The Kiwi set-up is similar to England. Tim Southee, Adam Milne and Mitchell McClenaghan are all capable of moving the new ball at pace as Sri Lanka are finding out at the moment in a seven-match series which the hosts lead 2-1.
Brendon McCullum's side have been well-backed but the value is still there at 8.07/1, considering they have dipped below that mark in the past. Again, we expect them to reach the last four when it will be possible to trade out for at least half the points.
Of course, both these strategies hinge on South Africa outshining everyone else in Pool B, a scenario which does not seem unlikely given their current series against West Indies. AB De Villiers smashed the world record for the fastest century (149 from 44 balls) in their most recent battering.
South Africa can usually be relied upon to be the big bully in the small playground and they will relish putting down a marker before the knockouts begin. We have written before how much we like them and backed them at 6.05/1 in October. They are now 4.77/2.
We expect to trade out that position at the semi-finals because we have spotted a chink in their armour. Vernon Philander is batting at No 8, a spot too high for a bowler who does not have the stats to bat there. What if South Africa were six down for 200 chasing 280-290? The 'choker' tag is a little tired these days but there might not be very many calling out to get with them in such a situation.

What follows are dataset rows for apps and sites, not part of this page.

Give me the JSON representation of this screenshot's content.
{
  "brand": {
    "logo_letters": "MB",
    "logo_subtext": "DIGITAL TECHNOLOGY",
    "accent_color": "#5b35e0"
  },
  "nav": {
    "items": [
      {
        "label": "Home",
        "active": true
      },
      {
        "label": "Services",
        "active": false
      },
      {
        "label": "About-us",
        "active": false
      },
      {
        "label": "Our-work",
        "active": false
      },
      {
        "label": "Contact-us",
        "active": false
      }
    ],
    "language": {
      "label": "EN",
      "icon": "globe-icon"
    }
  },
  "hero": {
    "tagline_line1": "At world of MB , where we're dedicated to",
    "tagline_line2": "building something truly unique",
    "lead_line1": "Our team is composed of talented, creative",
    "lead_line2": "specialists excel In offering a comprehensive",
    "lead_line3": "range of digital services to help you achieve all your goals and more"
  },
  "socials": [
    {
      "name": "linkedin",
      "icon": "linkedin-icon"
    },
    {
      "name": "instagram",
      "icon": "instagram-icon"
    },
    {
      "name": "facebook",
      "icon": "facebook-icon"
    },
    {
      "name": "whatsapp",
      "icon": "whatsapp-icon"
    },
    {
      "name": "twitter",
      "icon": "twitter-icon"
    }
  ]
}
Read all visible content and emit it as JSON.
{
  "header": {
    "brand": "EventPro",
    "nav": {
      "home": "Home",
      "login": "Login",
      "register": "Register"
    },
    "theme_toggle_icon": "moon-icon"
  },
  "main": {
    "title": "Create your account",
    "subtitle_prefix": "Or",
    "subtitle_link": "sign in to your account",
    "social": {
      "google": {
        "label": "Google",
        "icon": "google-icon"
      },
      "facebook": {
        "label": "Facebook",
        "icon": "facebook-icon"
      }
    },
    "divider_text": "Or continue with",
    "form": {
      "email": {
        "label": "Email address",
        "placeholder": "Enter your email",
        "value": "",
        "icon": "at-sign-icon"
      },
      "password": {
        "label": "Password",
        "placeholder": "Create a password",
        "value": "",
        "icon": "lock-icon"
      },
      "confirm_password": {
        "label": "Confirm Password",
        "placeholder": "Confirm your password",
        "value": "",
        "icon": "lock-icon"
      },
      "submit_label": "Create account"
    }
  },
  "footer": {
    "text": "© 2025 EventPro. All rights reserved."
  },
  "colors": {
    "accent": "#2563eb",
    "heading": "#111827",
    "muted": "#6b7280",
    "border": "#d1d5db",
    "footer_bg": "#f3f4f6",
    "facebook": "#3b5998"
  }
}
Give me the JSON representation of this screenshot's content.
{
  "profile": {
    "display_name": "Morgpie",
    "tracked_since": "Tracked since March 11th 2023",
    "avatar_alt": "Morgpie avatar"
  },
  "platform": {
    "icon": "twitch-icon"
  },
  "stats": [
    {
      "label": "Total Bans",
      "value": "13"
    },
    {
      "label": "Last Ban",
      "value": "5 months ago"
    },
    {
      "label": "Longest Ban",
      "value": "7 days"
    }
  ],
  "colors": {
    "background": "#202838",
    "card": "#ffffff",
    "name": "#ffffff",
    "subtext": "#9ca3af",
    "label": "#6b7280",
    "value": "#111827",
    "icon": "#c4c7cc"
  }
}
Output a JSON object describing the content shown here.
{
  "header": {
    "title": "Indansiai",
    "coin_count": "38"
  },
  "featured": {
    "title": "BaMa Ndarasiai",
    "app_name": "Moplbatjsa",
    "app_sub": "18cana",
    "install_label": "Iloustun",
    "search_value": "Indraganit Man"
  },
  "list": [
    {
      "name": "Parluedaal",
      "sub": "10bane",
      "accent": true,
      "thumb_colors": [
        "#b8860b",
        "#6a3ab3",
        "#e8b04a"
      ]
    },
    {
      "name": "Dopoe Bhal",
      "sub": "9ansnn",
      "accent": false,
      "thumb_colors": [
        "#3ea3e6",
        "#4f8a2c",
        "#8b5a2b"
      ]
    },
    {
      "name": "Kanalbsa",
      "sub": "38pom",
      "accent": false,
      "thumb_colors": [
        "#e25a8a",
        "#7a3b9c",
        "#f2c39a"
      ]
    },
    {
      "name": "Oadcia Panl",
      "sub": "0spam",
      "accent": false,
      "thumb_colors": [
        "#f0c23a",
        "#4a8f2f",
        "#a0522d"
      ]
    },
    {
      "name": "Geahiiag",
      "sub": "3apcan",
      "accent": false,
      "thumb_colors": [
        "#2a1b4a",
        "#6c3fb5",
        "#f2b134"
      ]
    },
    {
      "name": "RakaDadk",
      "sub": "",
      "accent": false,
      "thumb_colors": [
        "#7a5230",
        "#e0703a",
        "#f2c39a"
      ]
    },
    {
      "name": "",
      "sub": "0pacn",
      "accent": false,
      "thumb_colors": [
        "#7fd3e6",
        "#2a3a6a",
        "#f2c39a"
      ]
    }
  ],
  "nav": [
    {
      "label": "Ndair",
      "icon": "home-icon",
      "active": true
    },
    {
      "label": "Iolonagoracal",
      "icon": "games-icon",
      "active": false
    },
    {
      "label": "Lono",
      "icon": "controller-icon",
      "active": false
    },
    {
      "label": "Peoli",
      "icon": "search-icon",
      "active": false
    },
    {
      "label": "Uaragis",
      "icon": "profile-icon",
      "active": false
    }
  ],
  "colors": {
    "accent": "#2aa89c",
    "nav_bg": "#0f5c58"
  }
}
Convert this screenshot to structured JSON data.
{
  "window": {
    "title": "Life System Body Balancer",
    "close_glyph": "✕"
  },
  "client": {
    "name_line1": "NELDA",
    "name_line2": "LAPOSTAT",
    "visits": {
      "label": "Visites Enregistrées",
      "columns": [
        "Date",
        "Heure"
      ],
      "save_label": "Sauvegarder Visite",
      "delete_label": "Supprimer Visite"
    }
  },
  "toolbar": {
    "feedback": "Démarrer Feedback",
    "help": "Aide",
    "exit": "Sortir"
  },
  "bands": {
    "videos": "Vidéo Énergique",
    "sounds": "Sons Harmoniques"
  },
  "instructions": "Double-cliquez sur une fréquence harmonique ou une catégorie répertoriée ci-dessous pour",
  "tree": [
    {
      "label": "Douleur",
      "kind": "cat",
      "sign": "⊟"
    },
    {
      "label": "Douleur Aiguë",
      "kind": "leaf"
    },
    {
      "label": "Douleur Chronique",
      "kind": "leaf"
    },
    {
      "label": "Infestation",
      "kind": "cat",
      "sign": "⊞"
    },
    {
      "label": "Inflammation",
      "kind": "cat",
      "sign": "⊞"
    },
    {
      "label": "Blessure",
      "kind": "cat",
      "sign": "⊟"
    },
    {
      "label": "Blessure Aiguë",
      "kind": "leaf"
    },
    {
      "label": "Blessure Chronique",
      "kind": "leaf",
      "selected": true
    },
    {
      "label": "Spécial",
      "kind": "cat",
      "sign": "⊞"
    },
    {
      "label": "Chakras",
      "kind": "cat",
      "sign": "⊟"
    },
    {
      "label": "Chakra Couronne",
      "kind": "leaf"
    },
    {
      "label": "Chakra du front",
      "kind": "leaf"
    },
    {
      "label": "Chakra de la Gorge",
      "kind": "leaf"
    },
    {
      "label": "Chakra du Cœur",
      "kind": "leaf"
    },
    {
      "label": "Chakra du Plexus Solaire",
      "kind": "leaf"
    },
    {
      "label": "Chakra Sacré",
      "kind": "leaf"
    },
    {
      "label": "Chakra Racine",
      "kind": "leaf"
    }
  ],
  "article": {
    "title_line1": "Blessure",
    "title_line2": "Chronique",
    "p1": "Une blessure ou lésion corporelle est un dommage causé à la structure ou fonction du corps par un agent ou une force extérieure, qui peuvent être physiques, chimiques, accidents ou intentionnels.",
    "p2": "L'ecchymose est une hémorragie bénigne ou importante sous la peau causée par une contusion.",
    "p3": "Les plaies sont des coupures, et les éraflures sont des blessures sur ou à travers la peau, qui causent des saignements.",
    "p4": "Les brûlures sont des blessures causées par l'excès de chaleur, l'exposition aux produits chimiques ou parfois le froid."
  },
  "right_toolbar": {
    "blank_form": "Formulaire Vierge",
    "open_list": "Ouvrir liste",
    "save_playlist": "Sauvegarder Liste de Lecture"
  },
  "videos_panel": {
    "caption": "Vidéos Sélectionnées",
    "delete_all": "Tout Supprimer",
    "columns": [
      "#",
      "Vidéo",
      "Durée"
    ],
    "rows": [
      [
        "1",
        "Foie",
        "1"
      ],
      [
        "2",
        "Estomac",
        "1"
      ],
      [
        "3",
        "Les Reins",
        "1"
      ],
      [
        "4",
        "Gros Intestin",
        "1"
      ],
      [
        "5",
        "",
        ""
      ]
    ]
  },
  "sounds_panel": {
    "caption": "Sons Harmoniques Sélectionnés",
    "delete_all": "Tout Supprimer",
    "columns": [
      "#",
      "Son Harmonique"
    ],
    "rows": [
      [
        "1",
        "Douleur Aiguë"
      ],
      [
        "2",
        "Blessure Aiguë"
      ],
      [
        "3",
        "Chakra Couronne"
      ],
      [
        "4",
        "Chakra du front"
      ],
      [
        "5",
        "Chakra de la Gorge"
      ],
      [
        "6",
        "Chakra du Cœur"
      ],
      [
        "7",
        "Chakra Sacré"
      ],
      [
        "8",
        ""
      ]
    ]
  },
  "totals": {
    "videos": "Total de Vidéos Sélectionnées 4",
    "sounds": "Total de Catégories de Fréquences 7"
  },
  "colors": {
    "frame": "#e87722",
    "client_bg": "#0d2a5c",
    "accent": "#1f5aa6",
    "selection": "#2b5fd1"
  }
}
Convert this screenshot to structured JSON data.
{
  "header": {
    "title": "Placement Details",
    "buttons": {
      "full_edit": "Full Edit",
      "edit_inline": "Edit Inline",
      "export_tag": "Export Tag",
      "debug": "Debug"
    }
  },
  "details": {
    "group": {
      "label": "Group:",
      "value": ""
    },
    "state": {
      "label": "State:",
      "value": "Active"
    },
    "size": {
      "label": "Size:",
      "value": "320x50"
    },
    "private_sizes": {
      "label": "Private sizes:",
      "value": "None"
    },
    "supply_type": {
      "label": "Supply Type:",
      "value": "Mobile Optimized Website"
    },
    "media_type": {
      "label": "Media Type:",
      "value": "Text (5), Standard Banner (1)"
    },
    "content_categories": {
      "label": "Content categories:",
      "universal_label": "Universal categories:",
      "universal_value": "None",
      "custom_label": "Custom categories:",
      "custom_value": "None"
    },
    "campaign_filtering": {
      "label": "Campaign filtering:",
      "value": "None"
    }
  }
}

Back-to-lay England at 11.010/1 to win World Cup
Back-to-lay New Zealand at 8.07/1 to win World Cup